Next week: Brioche Raisin Snails

Snickery Squares

First off I just want to thank everyone at Tuesdays with Dorie for their warm welcome last week. I had so much fun with last weeks entry.

This week’s recipe is Snickery Squares was chosen by Erin of Dinner and Dessert . Initially I googled the recipe and found that quite a few other bloggers have made this recipe with much success so I was equally excited again.

After my two mishaps this weekend I was ready to make these. I got started. I grated my butter and made the dough by hand as I did not want to pull out my food processor; it was quite simple just like making a pie dough. And then it happened, things stared to go wrong.. I had to redo two components of this recipe today

The coating for the nuts: I looked and the sugar was just starting to dissolve. I went to my pc to pull up my blog. Came back. BURNT. So I had to start over. When I made the 2nd batch I didn’t think that there was enough coating for the peanuts, so I made a little extra. Otherwise everything else went smooth.
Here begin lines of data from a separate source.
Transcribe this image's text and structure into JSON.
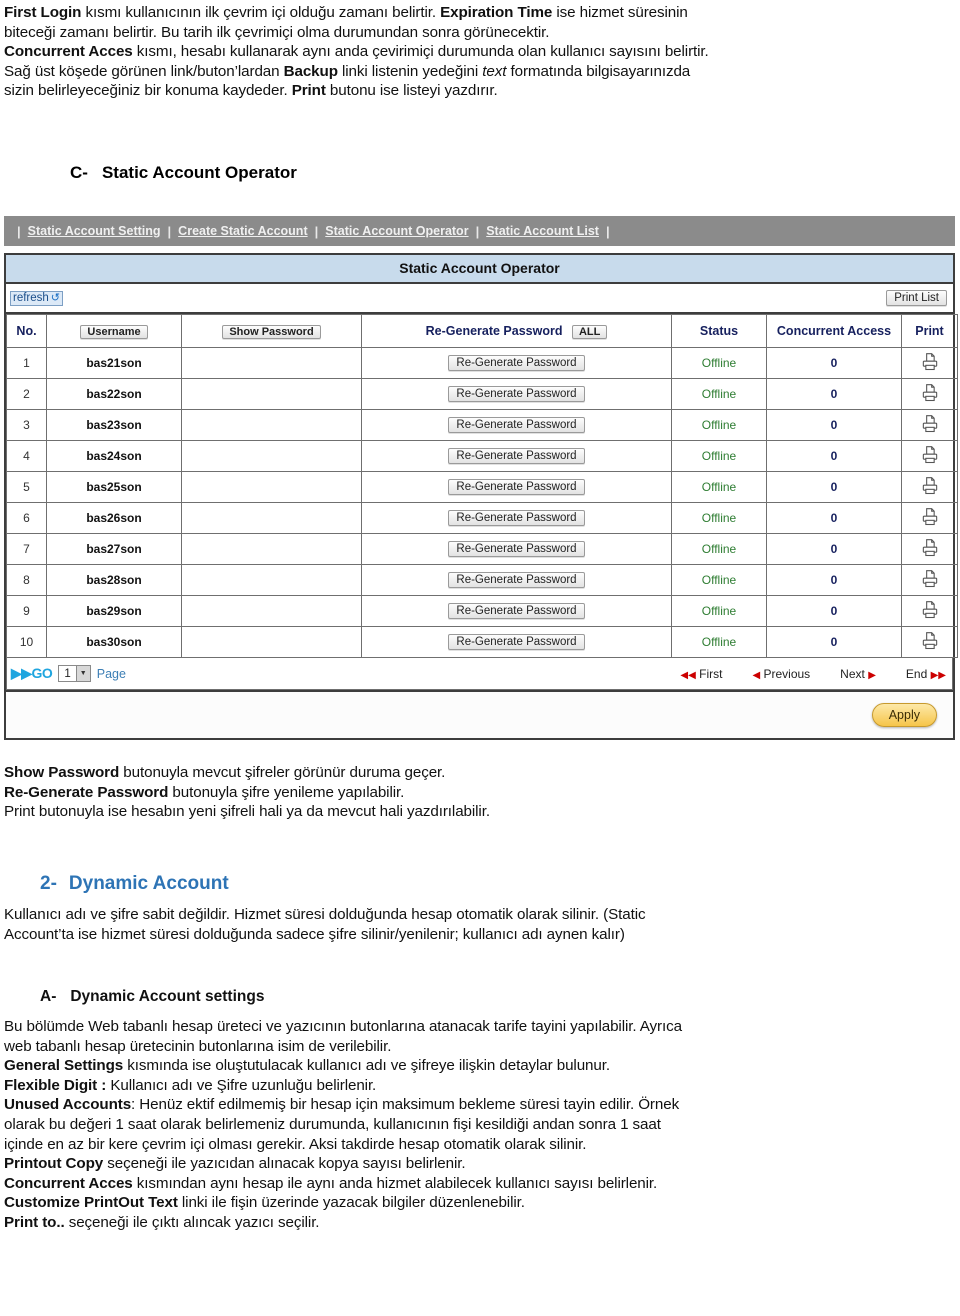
{
  "doc": {
    "intro": [
      {
        "id": "p1",
        "runs": [
          {
            "t": "First Login",
            "s": "b"
          },
          {
            "t": " kısmı kullanıcının ilk çevrim içi olduğu zamanı belirtir. ",
            "s": ""
          },
          {
            "t": "Expiration Time",
            "s": "b"
          },
          {
            "t": " ise hizmet süresinin",
            "s": ""
          }
        ]
      },
      {
        "id": "p2",
        "runs": [
          {
            "t": "biteceği zamanı belirtir. Bu tarih ilk çevrimiçi olma durumundan sonra görünecektir.",
            "s": ""
          }
        ]
      },
      {
        "id": "p3",
        "runs": [
          {
            "t": "Concurrent Acces",
            "s": "b"
          },
          {
            "t": " kısmı, hesabı kullanarak aynı anda çevirimiçi durumunda olan kullanıcı sayısını belirtir.",
            "s": ""
          }
        ]
      },
      {
        "id": "p4",
        "runs": [
          {
            "t": "Sağ üst köşede görünen link/buton’lardan ",
            "s": ""
          },
          {
            "t": "Backup",
            "s": "b"
          },
          {
            "t": " linki listenin yedeğini ",
            "s": ""
          },
          {
            "t": "text",
            "s": "i"
          },
          {
            "t": " formatında bilgisayarınızda",
            "s": ""
          }
        ]
      },
      {
        "id": "p5",
        "runs": [
          {
            "t": "sizin belirleyeceğiniz bir konuma kaydeder. ",
            "s": ""
          },
          {
            "t": "Print",
            "s": "b"
          },
          {
            "t": " butonu ise listeyi yazdırır.",
            "s": ""
          }
        ]
      }
    ],
    "heading_c": {
      "marker": "C-",
      "text": "Static Account Operator"
    },
    "after_shot": [
      {
        "id": "a1",
        "runs": [
          {
            "t": "Show Password",
            "s": "b"
          },
          {
            "t": " butonuyla mevcut şifreler görünür duruma geçer.",
            "s": ""
          }
        ]
      },
      {
        "id": "a2",
        "runs": [
          {
            "t": "Re-Generate Password",
            "s": "b"
          },
          {
            "t": " butonuyla şifre yenileme yapılabilir.",
            "s": ""
          }
        ]
      },
      {
        "id": "a3",
        "runs": [
          {
            "t": "Print butonuyla ise hesabın yeni şifreli hali ya da mevcut hali yazdırılabilir.",
            "s": ""
          }
        ]
      }
    ],
    "heading_dynamic": {
      "marker": "2-",
      "text": "Dynamic Account"
    },
    "dynamic_body": [
      {
        "id": "d1",
        "runs": [
          {
            "t": "Kullanıcı adı ve şifre  sabit değildir. Hizmet süresi dolduğunda hesap otomatik olarak silinir. (Static",
            "s": ""
          }
        ]
      },
      {
        "id": "d2",
        "runs": [
          {
            "t": "Account’ta ise hizmet süresi dolduğunda sadece şifre silinir/yenilenir; kullanıcı adı aynen kalır)",
            "s": ""
          }
        ]
      }
    ],
    "heading_a": {
      "marker": "A-",
      "text": "Dynamic Account settings"
    },
    "bottom_body": [
      {
        "id": "b1",
        "runs": [
          {
            "t": "Bu bölümde Web tabanlı hesap üreteci ve yazıcının butonlarına atanacak tarife tayini yapılabilir. Ayrıca",
            "s": ""
          }
        ]
      },
      {
        "id": "b2",
        "runs": [
          {
            "t": "web tabanlı hesap üretecinin butonlarına isim de verilebilir.",
            "s": ""
          }
        ]
      },
      {
        "id": "b3",
        "runs": [
          {
            "t": "General Settings",
            "s": "b"
          },
          {
            "t": " kısmında ise oluştutulacak kullanıcı adı ve şifreye ilişkin detaylar bulunur.",
            "s": ""
          }
        ]
      },
      {
        "id": "b4",
        "runs": [
          {
            "t": "Flexible Digit :",
            "s": "b"
          },
          {
            "t": " Kullanıcı adı ve Şifre uzunluğu belirlenir.",
            "s": ""
          }
        ]
      },
      {
        "id": "b5",
        "runs": [
          {
            "t": "Unused Accounts",
            "s": "b"
          },
          {
            "t": ": Henüz ektif edilmemiş bir hesap için maksimum bekleme süresi tayin edilir. Örnek",
            "s": ""
          }
        ]
      },
      {
        "id": "b6",
        "runs": [
          {
            "t": "olarak bu değeri 1 saat olarak belirlemeniz durumunda, kullanıcının fişi kesildiği andan sonra 1 saat",
            "s": ""
          }
        ]
      },
      {
        "id": "b7",
        "runs": [
          {
            "t": "içinde en az bir kere çevrim içi olması gerekir. Aksi takdirde hesap otomatik olarak silinir.",
            "s": ""
          }
        ]
      },
      {
        "id": "b8",
        "runs": [
          {
            "t": "Printout Copy",
            "s": "b"
          },
          {
            "t": " seçeneği ile yazıcıdan alınacak kopya sayısı belirlenir.",
            "s": ""
          }
        ]
      },
      {
        "id": "b9",
        "runs": [
          {
            "t": "Concurrent Acces",
            "s": "b"
          },
          {
            "t": " kısmından aynı hesap ile aynı anda hizmet alabilecek kullanıcı sayısı belirlenir.",
            "s": ""
          }
        ]
      },
      {
        "id": "b10",
        "runs": [
          {
            "t": "Customize PrintOut Text",
            "s": "b"
          },
          {
            "t": " linki ile fişin üzerinde yazacak bilgiler düzenlenebilir.",
            "s": ""
          }
        ]
      },
      {
        "id": "b11",
        "runs": [
          {
            "t": "Print to..",
            "s": "b"
          },
          {
            "t": " seçeneği ile çıktı alıncak yazıcı seçilir.",
            "s": ""
          }
        ]
      }
    ]
  },
  "app": {
    "menu": {
      "separator": "|",
      "items": [
        {
          "label": "Static Account Setting"
        },
        {
          "label": "Create Static Account"
        },
        {
          "label": "Static Account Operator"
        },
        {
          "label": "Static Account List"
        }
      ]
    },
    "panel_title": "Static Account Operator",
    "toolbar": {
      "refresh_label": "refresh",
      "refresh_icon": "refresh-arrows-icon",
      "print_list_label": "Print List"
    },
    "table": {
      "headers": {
        "no": "No.",
        "username_button": "Username",
        "show_password_button": "Show Password",
        "regenerate_label": "Re-Generate Password",
        "regenerate_all_button": "ALL",
        "status": "Status",
        "concurrent_access": "Concurrent Access",
        "print": "Print"
      },
      "row_button_label": "Re-Generate Password",
      "print_icon": "printer-icon",
      "rows": [
        {
          "no": "1",
          "username": "bas21son",
          "password": "",
          "status": "Offline",
          "concurrent": "0"
        },
        {
          "no": "2",
          "username": "bas22son",
          "password": "",
          "status": "Offline",
          "concurrent": "0"
        },
        {
          "no": "3",
          "username": "bas23son",
          "password": "",
          "status": "Offline",
          "concurrent": "0"
        },
        {
          "no": "4",
          "username": "bas24son",
          "password": "",
          "status": "Offline",
          "concurrent": "0"
        },
        {
          "no": "5",
          "username": "bas25son",
          "password": "",
          "status": "Offline",
          "concurrent": "0"
        },
        {
          "no": "6",
          "username": "bas26son",
          "password": "",
          "status": "Offline",
          "concurrent": "0"
        },
        {
          "no": "7",
          "username": "bas27son",
          "password": "",
          "status": "Offline",
          "concurrent": "0"
        },
        {
          "no": "8",
          "username": "bas28son",
          "password": "",
          "status": "Offline",
          "concurrent": "0"
        },
        {
          "no": "9",
          "username": "bas29son",
          "password": "",
          "status": "Offline",
          "concurrent": "0"
        },
        {
          "no": "10",
          "username": "bas30son",
          "password": "",
          "status": "Offline",
          "concurrent": "0"
        }
      ]
    },
    "pager": {
      "go_label": "GO",
      "go_icon": "double-chevron-right-icon",
      "page_value": "1",
      "page_label": "Page",
      "first": "First",
      "previous": "Previous",
      "next": "Next",
      "end": "End"
    },
    "apply_label": "Apply",
    "colors": {
      "menubar_bg": "#8b8b8b",
      "panel_title_bg": "#c8dbec",
      "header_text": "#16205e",
      "status_offline": "#2e7d32",
      "pager_link": "#3d7fb5",
      "go_accent": "#1fa5df",
      "nav_arrow": "#cc0000",
      "apply_bg": "#f6c54a"
    }
  }
}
The dulce de leche: I usually make my own by boiling a can of condensed milk. But this time I decided to buy some. When I got home I found that I had inadvertently picked up a can of? Condensed milk. Since I didn’t have time to boil it, I decided to try another method and cook it in a saucepan. I thought this would take a while, so I went back to my pc. Came back into the kitchen to check on it. Edges were BURNT. So off to the store again to buy some.

Today I learned/reinforced two simple rules. No surfing the net, while you things boiling on the stove!!!

These are really rich but sooooo good. So rich, I almost couldn’t finish my little 2×2 square.

The next time I make these I will probably tweak the following two things;

The Dulce De Leche – I think I will add some melted caramel into this mixture to give the gooeyness im used to.

The Chocolate – I might use a ½ semisweet ½ bittersweet chocolate combo, and make my chocolate layer a little thinner

Never the less they were enjoyed by all!

For printable version of the recipe click here

Next week: Russian Grandmothers’ Apple Pie-Cake